━━ DATA
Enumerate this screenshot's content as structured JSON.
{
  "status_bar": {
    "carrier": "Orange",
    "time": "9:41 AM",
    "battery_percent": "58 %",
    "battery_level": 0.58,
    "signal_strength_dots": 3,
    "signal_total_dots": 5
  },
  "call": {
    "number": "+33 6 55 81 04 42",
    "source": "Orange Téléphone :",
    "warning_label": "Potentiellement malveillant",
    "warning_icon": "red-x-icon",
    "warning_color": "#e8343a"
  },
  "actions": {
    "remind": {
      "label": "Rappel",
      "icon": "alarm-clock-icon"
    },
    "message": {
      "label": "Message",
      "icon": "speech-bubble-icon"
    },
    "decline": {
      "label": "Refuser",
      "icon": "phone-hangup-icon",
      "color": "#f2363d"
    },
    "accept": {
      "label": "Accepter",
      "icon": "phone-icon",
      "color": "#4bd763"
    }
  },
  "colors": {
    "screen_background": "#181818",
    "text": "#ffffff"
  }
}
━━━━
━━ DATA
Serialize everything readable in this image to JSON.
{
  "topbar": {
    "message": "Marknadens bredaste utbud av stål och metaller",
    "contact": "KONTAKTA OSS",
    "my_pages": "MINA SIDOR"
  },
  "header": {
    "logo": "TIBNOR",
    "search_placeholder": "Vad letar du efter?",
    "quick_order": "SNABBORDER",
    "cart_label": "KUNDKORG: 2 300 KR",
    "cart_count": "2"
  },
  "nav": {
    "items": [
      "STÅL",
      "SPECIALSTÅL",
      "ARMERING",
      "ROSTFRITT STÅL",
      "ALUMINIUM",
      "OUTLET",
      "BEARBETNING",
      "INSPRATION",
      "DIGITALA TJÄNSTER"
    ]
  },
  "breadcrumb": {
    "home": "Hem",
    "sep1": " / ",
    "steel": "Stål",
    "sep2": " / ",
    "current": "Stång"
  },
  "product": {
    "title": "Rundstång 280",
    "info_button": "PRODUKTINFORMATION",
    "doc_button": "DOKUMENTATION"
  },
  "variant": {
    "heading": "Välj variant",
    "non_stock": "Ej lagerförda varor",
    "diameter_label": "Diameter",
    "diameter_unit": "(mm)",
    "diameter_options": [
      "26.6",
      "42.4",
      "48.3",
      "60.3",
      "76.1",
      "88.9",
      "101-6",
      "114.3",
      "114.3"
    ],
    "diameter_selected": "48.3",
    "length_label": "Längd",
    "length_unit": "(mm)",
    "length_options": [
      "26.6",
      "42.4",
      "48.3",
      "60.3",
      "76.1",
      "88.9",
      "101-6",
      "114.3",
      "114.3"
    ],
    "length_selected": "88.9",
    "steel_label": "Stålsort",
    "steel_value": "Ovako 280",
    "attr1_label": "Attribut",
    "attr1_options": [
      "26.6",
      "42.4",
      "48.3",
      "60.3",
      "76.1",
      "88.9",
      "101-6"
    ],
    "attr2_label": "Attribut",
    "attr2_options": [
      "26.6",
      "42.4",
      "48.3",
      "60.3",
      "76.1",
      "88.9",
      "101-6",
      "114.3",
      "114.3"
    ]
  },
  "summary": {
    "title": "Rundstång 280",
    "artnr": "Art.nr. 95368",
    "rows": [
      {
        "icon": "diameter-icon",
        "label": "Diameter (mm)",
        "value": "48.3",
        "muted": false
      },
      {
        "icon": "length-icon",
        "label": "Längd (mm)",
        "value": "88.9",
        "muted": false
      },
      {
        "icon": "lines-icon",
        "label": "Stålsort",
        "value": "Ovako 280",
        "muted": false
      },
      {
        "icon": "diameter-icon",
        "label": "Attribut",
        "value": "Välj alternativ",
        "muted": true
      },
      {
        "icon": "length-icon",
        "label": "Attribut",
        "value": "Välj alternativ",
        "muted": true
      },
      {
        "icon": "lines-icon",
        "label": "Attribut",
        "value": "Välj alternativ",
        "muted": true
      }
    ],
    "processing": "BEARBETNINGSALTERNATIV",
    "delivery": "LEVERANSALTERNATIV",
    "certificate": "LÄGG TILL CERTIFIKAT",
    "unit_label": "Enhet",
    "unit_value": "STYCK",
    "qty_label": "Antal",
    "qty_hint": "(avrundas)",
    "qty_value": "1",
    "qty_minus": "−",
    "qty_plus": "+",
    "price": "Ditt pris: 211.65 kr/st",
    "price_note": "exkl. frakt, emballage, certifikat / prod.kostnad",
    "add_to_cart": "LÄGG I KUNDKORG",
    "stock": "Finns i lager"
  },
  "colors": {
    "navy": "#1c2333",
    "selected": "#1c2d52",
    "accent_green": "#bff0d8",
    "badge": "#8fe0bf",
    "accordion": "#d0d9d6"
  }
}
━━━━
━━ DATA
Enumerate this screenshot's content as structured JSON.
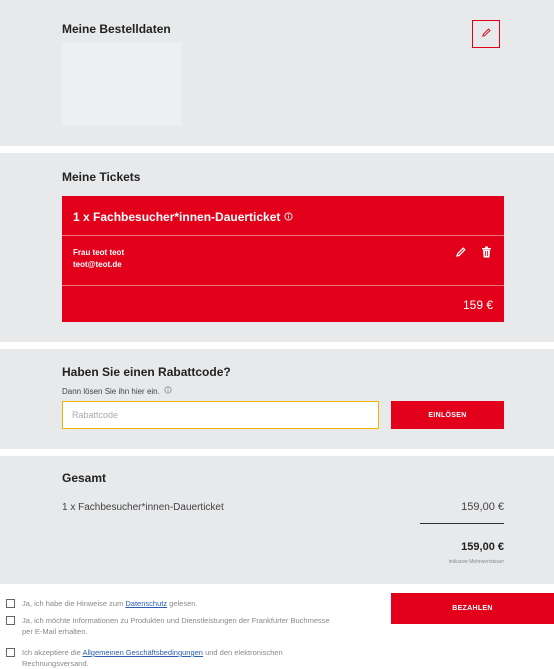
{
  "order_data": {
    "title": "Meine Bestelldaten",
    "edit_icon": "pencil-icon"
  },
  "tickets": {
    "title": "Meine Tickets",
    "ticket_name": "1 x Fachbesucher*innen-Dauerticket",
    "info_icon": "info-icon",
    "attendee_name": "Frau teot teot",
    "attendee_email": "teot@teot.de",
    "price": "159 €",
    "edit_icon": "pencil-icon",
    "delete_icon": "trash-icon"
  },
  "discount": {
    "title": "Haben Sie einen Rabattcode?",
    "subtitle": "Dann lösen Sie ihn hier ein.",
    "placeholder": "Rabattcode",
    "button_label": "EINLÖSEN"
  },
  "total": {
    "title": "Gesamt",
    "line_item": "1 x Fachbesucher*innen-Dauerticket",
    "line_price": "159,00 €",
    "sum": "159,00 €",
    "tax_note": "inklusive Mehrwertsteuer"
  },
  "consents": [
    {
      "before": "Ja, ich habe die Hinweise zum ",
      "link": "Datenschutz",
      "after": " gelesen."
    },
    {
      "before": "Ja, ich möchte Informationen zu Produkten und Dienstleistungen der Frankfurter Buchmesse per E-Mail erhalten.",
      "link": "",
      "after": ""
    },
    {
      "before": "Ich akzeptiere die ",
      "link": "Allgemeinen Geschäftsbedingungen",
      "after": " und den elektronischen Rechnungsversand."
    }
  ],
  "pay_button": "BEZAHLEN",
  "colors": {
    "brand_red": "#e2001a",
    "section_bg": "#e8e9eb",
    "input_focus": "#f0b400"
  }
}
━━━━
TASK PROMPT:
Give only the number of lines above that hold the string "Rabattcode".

ANSWER BELOW:
2